Lines where the string "model" appears are to be copied from the entries below.

*** INFORMATION PROVIDED

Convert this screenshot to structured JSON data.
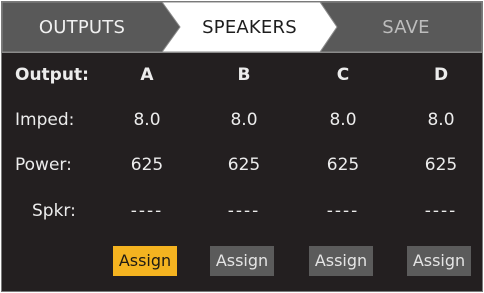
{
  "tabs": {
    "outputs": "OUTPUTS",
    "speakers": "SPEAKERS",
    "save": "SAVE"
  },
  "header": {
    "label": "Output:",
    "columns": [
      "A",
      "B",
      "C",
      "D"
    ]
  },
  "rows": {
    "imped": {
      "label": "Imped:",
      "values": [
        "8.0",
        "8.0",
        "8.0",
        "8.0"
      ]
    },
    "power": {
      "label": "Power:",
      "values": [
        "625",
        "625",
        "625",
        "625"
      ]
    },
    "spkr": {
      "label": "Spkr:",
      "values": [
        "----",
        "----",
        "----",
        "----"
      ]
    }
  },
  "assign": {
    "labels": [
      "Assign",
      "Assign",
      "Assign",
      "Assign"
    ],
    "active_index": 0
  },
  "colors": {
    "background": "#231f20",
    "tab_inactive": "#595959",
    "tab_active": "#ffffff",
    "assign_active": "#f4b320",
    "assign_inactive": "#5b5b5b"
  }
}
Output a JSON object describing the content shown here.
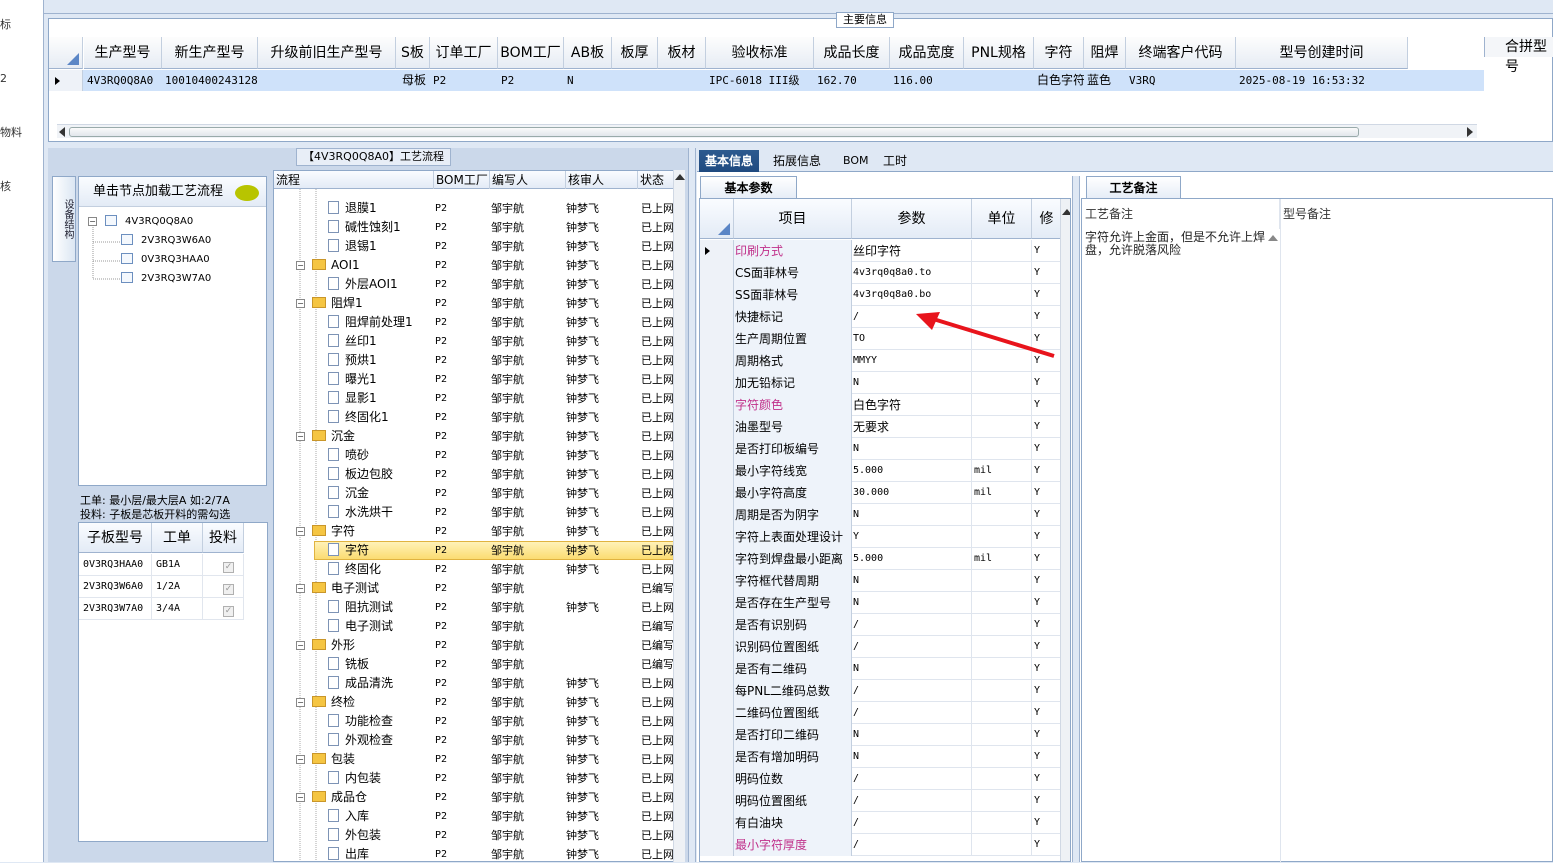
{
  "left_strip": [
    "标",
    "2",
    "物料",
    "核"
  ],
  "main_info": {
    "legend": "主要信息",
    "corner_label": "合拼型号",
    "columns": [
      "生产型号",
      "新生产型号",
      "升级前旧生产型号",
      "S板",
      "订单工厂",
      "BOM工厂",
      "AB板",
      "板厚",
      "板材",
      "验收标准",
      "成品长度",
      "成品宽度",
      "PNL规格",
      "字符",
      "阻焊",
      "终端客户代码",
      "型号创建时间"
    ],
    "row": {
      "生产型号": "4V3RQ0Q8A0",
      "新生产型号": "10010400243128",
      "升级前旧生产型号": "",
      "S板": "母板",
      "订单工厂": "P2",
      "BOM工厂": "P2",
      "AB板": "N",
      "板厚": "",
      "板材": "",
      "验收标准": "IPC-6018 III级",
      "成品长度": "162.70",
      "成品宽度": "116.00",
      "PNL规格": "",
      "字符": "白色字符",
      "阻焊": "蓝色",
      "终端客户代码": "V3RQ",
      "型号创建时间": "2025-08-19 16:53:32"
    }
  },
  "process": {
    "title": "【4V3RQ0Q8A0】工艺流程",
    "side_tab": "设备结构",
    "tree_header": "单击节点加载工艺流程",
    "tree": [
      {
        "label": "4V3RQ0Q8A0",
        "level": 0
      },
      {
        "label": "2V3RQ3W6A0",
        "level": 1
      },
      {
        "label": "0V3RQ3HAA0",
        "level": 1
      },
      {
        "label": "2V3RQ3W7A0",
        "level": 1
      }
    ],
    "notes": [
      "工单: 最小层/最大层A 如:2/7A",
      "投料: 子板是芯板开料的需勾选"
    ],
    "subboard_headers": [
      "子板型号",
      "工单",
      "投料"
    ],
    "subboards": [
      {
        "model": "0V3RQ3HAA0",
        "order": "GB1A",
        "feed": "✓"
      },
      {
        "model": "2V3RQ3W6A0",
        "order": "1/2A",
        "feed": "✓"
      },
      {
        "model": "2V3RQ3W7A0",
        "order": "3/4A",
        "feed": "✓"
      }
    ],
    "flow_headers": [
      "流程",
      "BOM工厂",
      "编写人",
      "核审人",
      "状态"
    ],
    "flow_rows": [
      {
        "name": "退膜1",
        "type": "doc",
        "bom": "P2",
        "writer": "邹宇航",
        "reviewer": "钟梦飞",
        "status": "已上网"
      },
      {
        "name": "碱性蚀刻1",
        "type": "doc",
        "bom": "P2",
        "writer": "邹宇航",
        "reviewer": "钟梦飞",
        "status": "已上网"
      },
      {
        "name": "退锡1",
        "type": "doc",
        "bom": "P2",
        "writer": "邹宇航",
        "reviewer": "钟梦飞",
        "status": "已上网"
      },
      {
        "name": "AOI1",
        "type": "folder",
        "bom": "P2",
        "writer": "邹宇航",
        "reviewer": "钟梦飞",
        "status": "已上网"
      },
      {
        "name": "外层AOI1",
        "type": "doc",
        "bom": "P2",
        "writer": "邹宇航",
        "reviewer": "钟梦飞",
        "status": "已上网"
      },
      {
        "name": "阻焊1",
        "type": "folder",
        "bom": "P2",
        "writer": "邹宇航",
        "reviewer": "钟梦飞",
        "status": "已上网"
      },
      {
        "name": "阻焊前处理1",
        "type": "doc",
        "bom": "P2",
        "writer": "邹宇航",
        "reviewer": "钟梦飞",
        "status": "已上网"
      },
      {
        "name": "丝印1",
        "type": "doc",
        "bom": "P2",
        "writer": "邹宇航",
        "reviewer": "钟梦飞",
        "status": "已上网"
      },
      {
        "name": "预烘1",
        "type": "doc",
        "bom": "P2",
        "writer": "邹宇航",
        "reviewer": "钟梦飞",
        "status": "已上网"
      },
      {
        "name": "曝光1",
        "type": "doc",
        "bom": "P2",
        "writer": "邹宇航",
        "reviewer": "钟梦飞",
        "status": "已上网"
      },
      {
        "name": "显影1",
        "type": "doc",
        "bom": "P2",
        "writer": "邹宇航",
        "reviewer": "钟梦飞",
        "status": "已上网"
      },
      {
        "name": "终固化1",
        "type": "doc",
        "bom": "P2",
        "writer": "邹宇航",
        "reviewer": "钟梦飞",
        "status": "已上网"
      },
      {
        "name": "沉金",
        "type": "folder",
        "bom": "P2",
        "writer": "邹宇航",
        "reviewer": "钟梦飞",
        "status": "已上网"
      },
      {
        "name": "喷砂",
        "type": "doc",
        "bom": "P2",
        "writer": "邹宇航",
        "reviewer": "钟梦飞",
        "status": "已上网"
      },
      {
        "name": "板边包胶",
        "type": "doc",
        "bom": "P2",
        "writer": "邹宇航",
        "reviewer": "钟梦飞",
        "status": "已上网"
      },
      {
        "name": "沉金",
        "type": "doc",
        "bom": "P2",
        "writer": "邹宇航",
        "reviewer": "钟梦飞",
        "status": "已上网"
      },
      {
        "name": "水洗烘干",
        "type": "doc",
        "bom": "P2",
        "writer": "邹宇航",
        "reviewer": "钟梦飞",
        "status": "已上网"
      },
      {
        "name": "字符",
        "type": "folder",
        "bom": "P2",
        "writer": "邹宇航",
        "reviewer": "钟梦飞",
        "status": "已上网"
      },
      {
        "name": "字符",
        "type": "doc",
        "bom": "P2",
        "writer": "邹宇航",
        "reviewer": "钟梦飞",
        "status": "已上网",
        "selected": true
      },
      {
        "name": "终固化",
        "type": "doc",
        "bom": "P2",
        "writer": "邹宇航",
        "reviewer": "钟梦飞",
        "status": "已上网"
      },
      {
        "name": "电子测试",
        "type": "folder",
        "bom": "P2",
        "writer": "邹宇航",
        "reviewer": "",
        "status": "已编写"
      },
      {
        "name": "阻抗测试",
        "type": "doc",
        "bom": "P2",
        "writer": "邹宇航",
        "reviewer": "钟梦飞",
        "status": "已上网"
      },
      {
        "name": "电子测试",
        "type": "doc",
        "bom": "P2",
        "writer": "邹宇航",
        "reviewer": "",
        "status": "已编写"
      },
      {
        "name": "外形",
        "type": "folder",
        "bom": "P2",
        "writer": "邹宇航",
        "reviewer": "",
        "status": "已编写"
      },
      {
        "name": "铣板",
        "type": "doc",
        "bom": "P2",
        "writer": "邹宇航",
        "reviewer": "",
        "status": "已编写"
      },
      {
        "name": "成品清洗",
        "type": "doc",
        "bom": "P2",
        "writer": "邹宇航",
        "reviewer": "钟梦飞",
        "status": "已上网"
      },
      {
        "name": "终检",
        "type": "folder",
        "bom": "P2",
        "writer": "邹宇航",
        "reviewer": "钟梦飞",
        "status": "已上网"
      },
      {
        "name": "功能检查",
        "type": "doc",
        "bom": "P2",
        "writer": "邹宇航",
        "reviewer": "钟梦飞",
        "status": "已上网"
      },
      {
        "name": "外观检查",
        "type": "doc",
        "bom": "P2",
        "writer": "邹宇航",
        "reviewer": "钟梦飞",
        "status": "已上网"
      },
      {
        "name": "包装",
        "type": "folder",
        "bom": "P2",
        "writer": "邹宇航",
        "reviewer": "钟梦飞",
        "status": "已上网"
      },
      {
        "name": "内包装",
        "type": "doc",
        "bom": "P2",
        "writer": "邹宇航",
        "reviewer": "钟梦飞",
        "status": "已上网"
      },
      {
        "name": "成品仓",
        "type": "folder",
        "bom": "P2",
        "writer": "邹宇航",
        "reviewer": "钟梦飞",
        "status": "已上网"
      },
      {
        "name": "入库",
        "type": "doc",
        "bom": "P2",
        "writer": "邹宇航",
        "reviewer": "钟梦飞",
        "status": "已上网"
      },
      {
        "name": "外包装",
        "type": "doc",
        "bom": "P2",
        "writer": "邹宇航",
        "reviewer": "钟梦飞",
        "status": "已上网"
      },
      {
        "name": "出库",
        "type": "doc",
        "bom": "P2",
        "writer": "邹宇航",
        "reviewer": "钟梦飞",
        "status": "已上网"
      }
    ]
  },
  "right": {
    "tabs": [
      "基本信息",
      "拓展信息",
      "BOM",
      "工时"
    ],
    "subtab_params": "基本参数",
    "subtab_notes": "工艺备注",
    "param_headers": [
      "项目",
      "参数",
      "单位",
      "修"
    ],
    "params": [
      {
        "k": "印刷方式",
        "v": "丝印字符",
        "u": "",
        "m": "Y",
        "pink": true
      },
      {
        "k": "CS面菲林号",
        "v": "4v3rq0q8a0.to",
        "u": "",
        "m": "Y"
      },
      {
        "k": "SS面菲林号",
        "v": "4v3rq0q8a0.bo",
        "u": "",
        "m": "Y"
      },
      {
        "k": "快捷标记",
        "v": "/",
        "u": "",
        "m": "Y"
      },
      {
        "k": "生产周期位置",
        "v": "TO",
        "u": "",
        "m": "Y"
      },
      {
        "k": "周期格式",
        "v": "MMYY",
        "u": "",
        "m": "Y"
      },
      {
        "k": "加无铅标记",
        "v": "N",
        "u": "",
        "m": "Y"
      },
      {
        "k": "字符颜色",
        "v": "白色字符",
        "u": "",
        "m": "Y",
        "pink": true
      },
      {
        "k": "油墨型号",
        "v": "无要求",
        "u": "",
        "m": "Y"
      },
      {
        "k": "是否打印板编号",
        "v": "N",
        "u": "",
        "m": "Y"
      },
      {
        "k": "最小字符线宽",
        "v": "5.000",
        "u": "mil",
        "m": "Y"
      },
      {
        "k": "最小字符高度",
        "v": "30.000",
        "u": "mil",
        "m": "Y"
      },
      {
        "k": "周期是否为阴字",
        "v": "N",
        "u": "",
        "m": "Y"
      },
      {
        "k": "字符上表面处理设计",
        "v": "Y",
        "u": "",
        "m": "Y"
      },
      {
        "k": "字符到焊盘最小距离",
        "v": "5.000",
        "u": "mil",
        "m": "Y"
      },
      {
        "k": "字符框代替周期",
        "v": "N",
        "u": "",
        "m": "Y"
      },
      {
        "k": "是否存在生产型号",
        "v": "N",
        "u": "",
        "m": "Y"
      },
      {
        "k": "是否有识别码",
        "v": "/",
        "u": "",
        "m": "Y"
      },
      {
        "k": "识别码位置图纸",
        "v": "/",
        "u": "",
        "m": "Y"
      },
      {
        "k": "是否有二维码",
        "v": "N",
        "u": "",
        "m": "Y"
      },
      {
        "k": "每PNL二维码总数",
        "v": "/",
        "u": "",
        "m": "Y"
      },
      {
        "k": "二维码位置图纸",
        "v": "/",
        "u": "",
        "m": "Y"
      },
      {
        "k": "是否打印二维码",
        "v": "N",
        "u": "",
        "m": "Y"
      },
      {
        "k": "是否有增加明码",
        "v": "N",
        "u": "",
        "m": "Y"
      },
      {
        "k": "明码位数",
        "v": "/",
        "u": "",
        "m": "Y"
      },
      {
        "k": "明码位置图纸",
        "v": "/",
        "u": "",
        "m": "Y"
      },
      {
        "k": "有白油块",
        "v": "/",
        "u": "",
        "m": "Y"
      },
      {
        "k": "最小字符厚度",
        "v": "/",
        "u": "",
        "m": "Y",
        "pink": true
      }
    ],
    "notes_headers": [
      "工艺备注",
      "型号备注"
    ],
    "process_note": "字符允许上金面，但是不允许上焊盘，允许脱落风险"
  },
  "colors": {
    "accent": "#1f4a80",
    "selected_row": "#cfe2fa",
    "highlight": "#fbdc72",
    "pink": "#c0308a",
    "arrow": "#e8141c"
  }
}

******

ANSWER BELOW:
        "model": "0V3RQ3HAA0",
        "model": "2V3RQ3W6A0",
        "model": "2V3RQ3W7A0",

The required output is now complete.